Check each line of the records below and collect those that include the word "更多高中网课尽在途鸟吧论坛".

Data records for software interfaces
··········

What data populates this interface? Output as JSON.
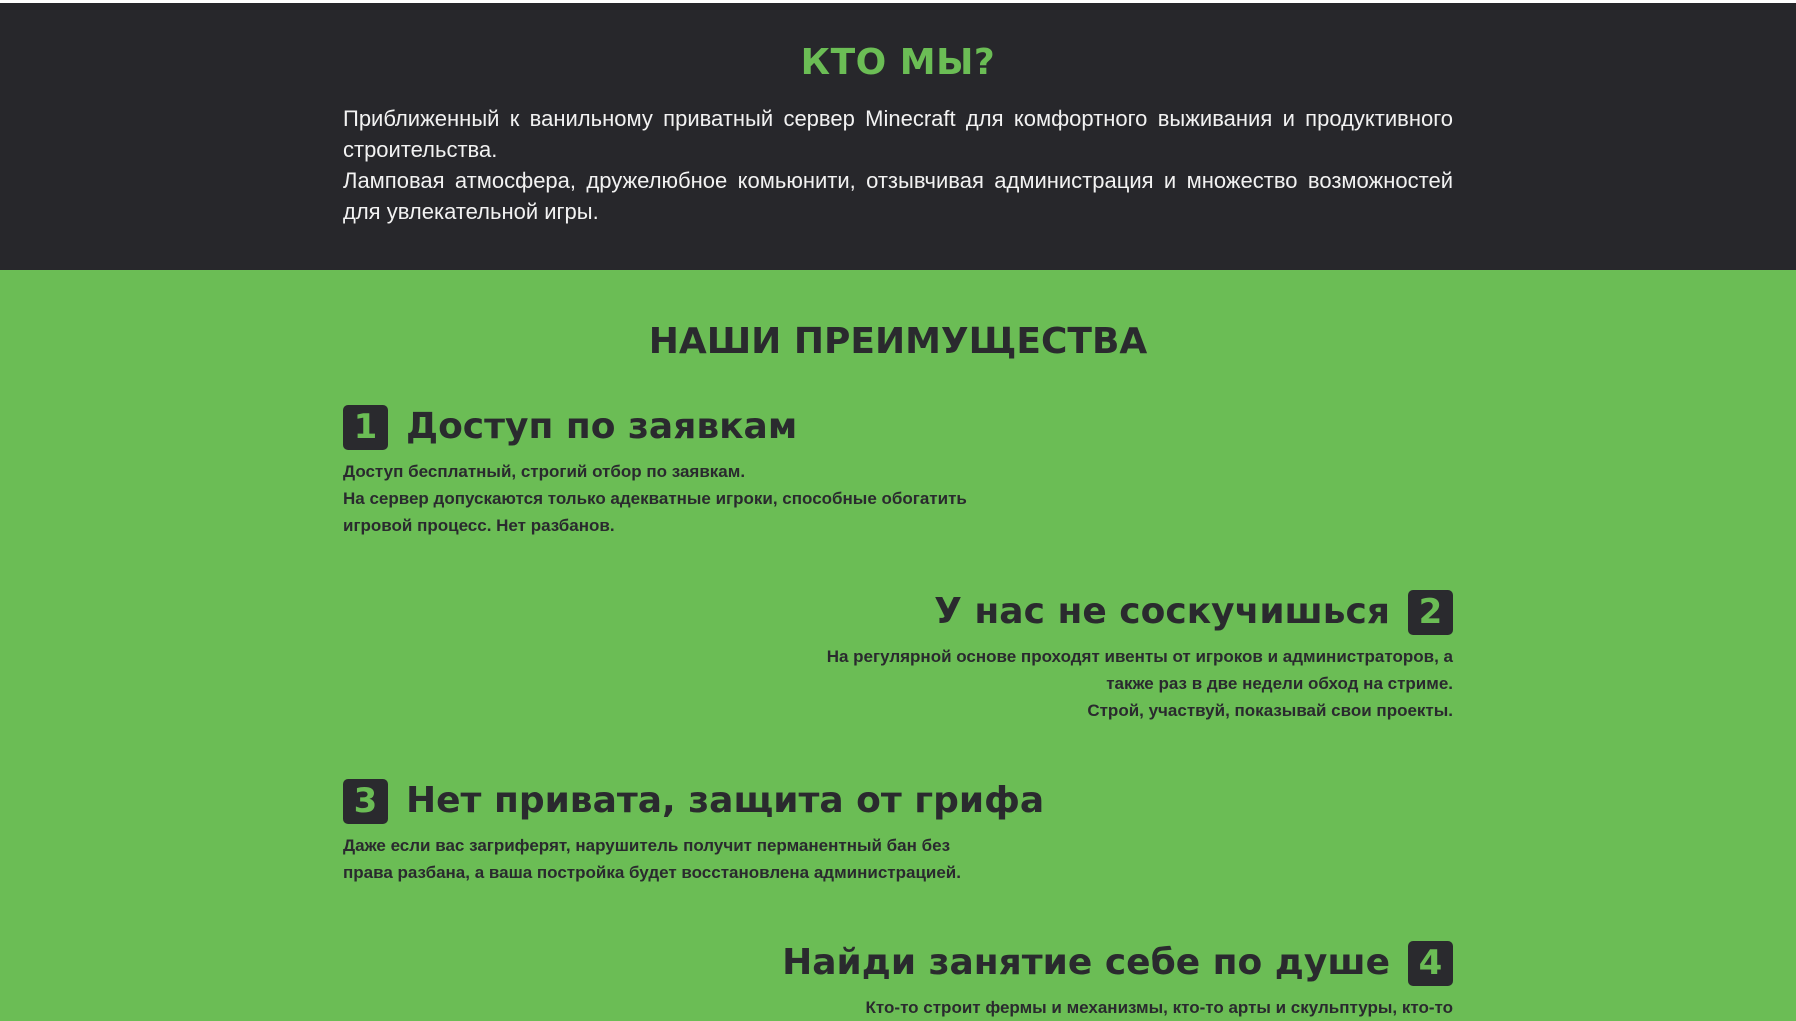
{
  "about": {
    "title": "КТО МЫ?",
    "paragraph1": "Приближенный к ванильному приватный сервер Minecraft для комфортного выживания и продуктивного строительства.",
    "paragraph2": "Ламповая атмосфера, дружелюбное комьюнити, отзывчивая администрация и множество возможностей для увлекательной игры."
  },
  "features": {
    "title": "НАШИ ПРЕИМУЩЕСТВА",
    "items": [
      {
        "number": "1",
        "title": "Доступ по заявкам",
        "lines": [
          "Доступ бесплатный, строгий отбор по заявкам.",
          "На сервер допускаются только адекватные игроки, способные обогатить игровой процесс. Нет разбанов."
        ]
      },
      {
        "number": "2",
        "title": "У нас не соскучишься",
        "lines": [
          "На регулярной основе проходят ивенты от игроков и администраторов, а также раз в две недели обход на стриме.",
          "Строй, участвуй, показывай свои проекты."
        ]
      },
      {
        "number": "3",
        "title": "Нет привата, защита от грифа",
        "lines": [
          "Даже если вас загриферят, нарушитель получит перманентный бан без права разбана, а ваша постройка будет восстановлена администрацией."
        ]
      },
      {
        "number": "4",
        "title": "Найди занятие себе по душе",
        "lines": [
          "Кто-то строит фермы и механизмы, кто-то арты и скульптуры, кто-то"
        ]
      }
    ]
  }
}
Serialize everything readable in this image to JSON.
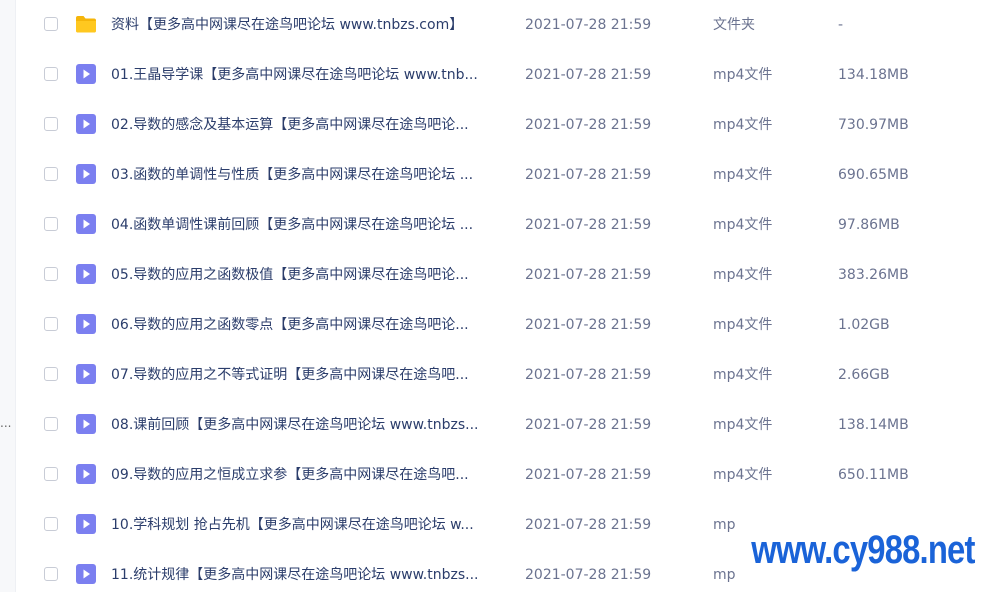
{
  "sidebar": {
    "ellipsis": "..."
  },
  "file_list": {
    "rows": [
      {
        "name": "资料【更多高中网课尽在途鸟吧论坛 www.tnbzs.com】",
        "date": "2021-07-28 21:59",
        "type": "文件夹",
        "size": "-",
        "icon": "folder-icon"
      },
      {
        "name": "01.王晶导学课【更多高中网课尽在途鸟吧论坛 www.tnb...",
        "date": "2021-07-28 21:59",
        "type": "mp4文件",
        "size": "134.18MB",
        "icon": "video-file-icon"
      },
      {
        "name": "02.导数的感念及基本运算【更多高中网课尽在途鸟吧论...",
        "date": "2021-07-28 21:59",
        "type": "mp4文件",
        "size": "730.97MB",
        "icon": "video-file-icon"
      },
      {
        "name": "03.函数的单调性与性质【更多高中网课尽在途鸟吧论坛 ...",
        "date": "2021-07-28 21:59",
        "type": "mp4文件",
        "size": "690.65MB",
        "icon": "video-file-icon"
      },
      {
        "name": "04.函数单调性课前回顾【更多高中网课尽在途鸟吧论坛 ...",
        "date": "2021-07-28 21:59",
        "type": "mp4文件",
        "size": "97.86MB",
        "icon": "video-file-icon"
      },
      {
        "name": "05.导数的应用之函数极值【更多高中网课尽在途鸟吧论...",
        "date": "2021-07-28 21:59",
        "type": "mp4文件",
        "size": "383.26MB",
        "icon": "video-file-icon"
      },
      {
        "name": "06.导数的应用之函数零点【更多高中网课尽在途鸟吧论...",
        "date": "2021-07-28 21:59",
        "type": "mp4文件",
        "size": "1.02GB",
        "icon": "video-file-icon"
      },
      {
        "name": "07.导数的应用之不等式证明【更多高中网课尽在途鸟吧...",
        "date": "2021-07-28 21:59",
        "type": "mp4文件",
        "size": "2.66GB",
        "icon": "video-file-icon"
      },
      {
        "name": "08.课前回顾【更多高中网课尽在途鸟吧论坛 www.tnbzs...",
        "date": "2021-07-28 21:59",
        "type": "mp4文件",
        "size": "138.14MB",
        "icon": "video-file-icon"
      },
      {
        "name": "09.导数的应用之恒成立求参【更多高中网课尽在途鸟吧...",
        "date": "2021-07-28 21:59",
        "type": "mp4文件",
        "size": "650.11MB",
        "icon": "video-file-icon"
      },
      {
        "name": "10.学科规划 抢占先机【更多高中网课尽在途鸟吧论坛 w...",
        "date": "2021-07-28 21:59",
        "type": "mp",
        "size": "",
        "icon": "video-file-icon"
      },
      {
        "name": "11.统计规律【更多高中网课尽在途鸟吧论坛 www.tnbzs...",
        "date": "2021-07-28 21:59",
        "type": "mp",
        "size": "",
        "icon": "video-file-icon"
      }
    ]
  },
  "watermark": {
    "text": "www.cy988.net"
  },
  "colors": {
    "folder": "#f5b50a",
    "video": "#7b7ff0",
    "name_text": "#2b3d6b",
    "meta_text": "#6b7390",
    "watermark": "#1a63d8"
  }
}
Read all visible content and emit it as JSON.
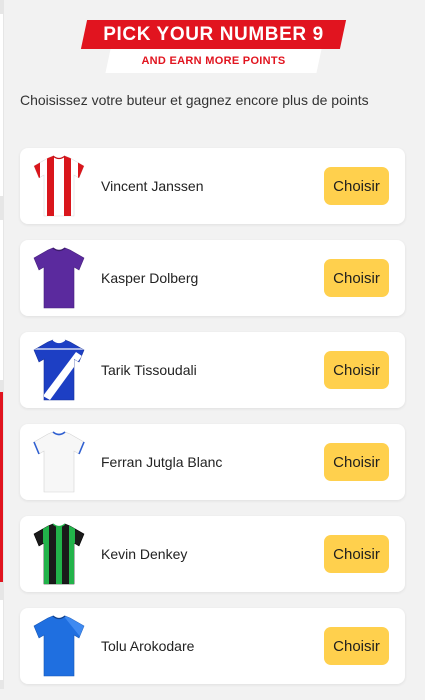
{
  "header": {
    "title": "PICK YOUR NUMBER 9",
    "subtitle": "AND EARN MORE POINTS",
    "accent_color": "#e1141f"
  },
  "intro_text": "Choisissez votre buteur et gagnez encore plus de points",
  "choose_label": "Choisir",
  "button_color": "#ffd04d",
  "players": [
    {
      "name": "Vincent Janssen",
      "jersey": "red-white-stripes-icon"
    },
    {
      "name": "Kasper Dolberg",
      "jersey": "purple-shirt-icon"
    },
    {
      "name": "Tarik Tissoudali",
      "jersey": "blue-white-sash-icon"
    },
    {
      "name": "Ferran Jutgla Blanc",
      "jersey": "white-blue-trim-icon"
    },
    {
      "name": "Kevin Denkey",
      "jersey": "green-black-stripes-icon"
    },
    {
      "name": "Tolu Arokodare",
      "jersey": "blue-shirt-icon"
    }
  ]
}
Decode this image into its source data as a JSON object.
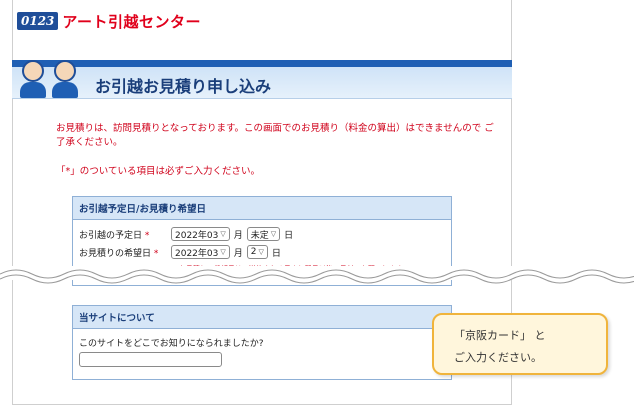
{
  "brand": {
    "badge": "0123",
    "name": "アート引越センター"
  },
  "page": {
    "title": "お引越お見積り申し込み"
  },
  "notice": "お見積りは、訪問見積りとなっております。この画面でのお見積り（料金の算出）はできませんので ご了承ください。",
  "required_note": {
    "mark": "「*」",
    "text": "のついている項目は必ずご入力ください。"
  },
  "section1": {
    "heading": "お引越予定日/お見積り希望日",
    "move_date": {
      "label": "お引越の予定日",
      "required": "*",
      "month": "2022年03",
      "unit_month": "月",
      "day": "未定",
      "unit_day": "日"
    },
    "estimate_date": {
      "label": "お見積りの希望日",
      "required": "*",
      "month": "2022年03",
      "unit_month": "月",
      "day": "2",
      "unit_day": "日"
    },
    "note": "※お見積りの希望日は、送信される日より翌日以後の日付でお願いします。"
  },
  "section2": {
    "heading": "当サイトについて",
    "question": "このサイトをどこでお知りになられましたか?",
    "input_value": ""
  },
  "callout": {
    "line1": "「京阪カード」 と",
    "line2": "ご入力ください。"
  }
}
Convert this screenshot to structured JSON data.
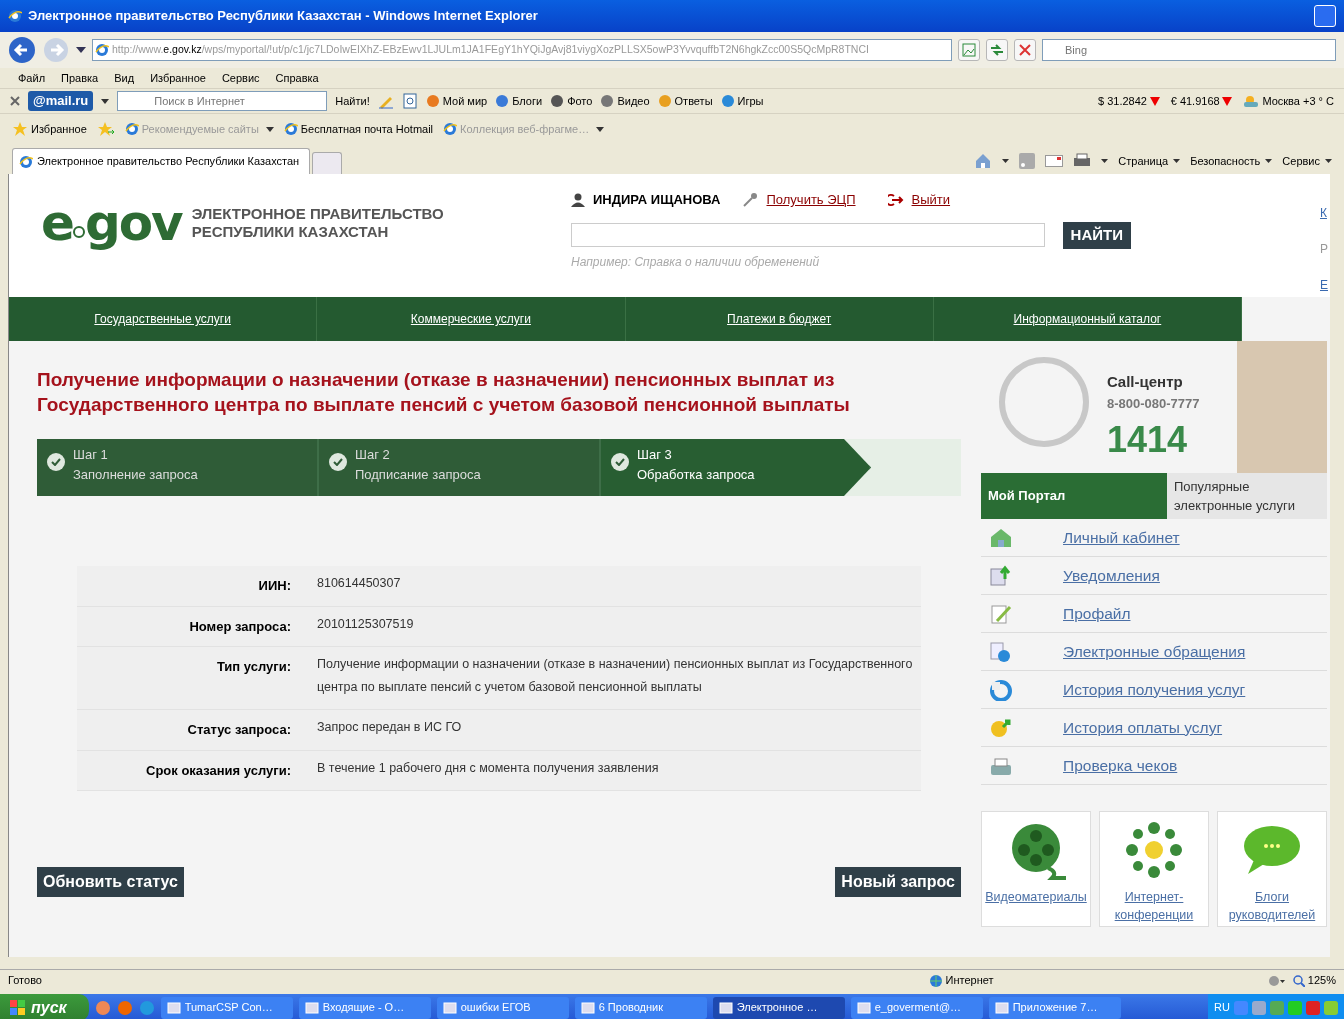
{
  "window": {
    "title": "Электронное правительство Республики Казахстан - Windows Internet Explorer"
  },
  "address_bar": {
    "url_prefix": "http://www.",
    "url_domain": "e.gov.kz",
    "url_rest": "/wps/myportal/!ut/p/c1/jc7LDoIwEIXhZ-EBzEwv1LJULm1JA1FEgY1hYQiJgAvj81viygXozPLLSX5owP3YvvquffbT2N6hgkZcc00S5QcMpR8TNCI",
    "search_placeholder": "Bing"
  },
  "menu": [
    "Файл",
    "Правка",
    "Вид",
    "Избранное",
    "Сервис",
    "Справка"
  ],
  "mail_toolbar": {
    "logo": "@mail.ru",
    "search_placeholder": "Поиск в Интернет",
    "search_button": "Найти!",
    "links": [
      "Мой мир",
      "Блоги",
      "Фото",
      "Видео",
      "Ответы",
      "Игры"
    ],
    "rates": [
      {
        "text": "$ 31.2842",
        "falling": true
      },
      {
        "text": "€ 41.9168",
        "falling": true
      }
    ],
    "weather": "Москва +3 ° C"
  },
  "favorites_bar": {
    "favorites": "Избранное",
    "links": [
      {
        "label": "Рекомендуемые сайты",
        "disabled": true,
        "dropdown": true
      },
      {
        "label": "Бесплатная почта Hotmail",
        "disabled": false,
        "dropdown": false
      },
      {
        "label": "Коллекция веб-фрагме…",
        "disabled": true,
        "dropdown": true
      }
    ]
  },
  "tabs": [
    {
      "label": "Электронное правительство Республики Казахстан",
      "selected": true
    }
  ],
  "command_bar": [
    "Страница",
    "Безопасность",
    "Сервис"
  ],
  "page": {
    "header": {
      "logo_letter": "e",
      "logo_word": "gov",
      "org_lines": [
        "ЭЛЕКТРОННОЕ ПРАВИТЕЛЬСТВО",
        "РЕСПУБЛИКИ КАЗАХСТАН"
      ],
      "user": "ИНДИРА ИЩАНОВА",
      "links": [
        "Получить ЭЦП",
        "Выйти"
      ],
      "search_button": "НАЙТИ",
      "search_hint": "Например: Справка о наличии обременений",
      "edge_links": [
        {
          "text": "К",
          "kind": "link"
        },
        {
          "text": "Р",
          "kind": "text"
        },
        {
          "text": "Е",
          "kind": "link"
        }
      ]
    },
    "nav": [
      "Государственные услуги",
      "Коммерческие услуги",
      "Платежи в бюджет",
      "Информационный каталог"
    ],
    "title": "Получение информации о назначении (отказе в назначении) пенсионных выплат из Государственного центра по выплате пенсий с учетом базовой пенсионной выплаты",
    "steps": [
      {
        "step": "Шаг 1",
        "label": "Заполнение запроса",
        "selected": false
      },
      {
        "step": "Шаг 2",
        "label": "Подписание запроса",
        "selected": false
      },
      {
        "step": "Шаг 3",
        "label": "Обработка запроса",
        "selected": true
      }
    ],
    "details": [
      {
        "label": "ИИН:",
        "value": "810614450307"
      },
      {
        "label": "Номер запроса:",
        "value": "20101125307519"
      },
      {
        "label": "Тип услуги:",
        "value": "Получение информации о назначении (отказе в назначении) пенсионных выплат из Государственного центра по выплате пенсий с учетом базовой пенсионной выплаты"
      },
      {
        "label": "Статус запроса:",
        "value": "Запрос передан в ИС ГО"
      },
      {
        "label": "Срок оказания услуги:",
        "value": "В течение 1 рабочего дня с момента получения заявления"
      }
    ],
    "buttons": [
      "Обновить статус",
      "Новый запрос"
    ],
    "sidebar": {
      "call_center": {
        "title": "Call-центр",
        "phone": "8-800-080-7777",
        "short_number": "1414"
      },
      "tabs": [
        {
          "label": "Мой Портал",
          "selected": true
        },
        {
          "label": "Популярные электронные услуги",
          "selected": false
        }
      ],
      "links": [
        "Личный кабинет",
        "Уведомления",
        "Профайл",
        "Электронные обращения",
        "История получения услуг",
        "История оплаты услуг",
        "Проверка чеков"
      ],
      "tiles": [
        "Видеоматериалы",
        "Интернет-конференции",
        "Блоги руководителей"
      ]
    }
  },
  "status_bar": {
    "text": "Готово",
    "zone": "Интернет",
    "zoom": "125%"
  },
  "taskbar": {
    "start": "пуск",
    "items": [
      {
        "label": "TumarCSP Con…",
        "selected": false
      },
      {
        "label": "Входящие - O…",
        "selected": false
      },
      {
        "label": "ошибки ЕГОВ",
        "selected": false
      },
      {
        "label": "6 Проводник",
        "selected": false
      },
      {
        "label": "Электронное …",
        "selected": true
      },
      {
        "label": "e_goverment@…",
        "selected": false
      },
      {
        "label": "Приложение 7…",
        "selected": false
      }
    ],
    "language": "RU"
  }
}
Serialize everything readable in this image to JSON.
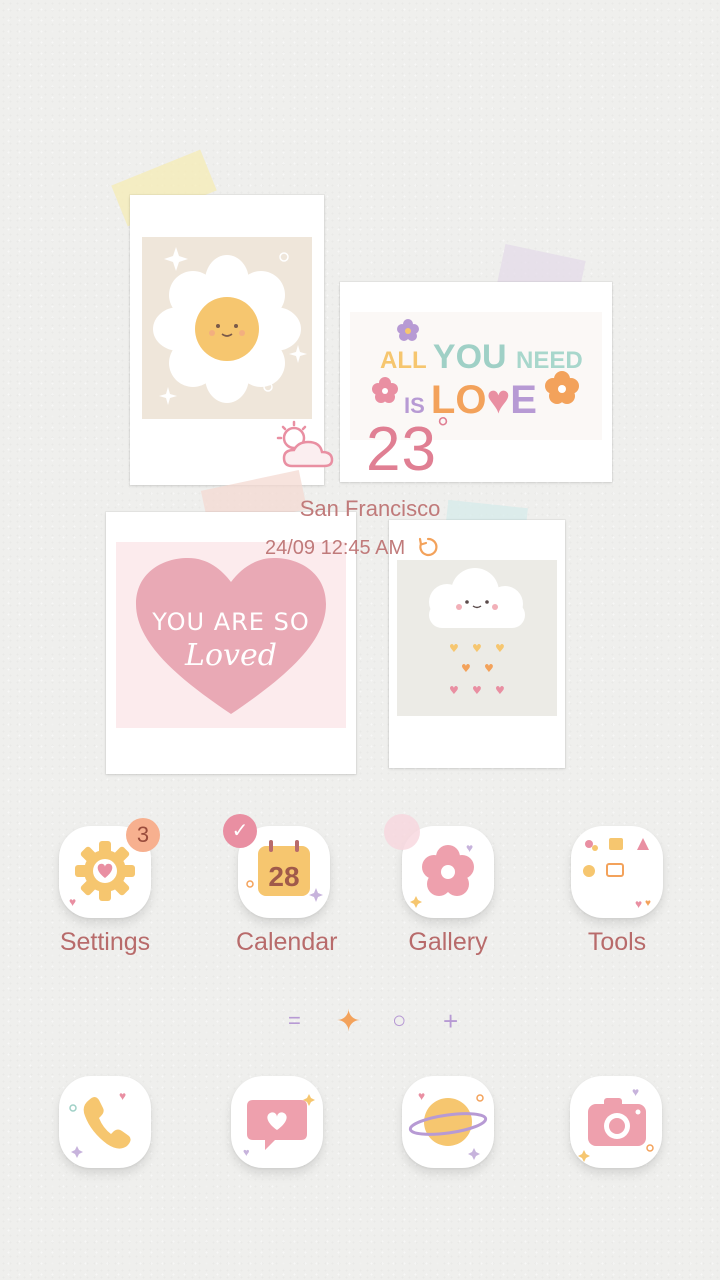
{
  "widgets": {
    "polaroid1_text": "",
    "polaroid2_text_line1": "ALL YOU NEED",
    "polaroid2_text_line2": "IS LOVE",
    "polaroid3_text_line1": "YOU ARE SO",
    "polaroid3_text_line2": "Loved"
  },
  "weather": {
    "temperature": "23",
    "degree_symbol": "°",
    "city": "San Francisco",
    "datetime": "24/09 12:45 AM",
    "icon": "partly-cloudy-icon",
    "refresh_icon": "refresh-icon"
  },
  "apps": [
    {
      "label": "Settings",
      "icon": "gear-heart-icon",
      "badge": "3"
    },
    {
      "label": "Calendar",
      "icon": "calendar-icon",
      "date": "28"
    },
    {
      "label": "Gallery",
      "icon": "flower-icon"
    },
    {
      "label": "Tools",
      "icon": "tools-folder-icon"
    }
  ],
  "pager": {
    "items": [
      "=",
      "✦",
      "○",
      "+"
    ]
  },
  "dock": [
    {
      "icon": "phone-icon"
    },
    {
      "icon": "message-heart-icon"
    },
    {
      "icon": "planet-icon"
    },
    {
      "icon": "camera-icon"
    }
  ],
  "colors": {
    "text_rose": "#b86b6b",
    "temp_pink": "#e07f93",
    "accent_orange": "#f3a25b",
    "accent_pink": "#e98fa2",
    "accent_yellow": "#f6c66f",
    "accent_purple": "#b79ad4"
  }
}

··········

**Answer for this exercise:**
        "name": "资料【更多高中网课尽在途鸟吧论坛 www.tnbzs.com】",
        "name": "01.王晶导学课【更多高中网课尽在途鸟吧论坛 www.tnb...",
        "name": "03.函数的单调性与性质【更多高中网课尽在途鸟吧论坛 ...",
        "name": "04.函数单调性课前回顾【更多高中网课尽在途鸟吧论坛 ...",
        "name": "08.课前回顾【更多高中网课尽在途鸟吧论坛 www.tnbzs...",
        "name": "10.学科规划 抢占先机【更多高中网课尽在途鸟吧论坛 w...",
        "name": "11.统计规律【更多高中网课尽在途鸟吧论坛 www.tnbzs...",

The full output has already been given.